New Study Finds No Link Between Flu Shots And Miscarriages, Allaying Fears
A new study looking at whether women who are pregnant face an increased risk of a miscarriage if they get a flu shot found no link between the vaccine and pregnancy loss. The reassuring finding contradicts an earlier study by the same researchers that raised questions about the safety of getting a flu shot during pregnancy. An overview of the study findings was presented Wednesday at a meeting of the Advisory Committee on Immunization Practices, which guides vaccination policy for the Centers for Disease Control and Prevention. (Branswell, 2/27)
The Associated Press:
Study: US Pedestrian Deaths Hit Highest Number Since 1990
The number of pedestrians killed on U.S. roads last year was the highest in 28 years, according to a report from a safety organization. Using data reported by states, the Governors Highway Safety Association estimates that 6,227 pedestrians were killed last year.
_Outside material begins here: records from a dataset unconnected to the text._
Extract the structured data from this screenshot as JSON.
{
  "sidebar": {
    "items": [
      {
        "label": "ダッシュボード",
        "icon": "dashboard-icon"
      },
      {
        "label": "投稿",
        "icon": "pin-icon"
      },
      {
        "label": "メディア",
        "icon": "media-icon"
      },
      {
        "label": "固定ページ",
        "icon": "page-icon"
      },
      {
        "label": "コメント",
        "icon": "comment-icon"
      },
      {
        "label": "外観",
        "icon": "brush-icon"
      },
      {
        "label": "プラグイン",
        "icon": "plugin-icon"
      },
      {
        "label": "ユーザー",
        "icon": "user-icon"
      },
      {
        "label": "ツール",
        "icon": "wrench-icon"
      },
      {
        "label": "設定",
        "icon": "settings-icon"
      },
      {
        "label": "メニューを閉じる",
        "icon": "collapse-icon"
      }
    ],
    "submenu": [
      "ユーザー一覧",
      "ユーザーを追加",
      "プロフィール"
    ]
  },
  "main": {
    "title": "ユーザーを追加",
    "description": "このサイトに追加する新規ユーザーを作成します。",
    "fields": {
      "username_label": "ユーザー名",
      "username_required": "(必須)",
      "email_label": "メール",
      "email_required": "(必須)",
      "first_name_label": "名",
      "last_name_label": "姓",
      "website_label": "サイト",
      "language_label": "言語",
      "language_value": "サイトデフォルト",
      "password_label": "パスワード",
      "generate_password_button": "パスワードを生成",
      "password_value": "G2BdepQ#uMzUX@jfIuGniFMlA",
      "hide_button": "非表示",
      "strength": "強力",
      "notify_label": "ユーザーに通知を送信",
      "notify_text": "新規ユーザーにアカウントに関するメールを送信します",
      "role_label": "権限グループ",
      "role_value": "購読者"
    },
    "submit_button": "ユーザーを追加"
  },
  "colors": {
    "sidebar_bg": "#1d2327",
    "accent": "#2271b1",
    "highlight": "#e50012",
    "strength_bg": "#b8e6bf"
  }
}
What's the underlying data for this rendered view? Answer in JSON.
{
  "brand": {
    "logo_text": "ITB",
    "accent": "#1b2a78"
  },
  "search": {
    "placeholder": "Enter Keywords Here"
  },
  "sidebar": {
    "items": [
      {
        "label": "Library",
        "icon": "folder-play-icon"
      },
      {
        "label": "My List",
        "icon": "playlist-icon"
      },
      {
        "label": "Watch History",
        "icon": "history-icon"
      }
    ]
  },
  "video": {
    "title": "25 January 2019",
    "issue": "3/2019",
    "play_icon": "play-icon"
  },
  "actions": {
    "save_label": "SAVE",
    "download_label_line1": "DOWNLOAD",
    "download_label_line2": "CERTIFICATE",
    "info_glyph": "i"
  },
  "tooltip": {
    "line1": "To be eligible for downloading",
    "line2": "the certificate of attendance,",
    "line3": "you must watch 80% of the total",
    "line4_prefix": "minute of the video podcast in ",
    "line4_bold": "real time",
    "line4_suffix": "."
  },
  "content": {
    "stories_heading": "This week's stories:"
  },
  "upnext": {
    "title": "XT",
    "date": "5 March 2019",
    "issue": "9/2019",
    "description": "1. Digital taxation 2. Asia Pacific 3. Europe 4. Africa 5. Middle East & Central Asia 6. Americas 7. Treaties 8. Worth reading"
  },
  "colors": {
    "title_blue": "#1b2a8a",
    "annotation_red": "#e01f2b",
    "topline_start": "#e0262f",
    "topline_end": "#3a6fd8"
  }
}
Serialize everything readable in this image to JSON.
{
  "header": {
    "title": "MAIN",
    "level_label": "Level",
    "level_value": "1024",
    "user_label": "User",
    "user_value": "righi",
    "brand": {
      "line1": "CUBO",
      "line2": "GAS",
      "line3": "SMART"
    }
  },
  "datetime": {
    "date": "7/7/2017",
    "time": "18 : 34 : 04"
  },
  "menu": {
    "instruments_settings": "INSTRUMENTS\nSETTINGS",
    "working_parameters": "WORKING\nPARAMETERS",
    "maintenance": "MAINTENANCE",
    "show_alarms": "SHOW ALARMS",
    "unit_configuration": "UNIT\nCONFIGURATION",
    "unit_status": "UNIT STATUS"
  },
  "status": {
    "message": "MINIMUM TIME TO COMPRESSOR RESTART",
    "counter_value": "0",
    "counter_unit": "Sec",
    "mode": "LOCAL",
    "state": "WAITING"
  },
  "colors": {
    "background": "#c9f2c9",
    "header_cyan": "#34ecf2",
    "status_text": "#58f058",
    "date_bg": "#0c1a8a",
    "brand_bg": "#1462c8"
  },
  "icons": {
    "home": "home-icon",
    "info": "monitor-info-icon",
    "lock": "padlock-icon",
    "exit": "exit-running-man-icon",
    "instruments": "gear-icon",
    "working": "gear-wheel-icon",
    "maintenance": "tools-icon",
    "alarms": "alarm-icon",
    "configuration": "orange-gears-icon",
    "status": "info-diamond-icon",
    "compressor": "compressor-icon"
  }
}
That’s up 4 percent from 2017 and 35 percent since 2008. The association blames the increase on factors that include distracted or impaired drivers, more people walking to work, and more SUVs on the road, which cause more severe injuries in collisions with people on foot. (2/28)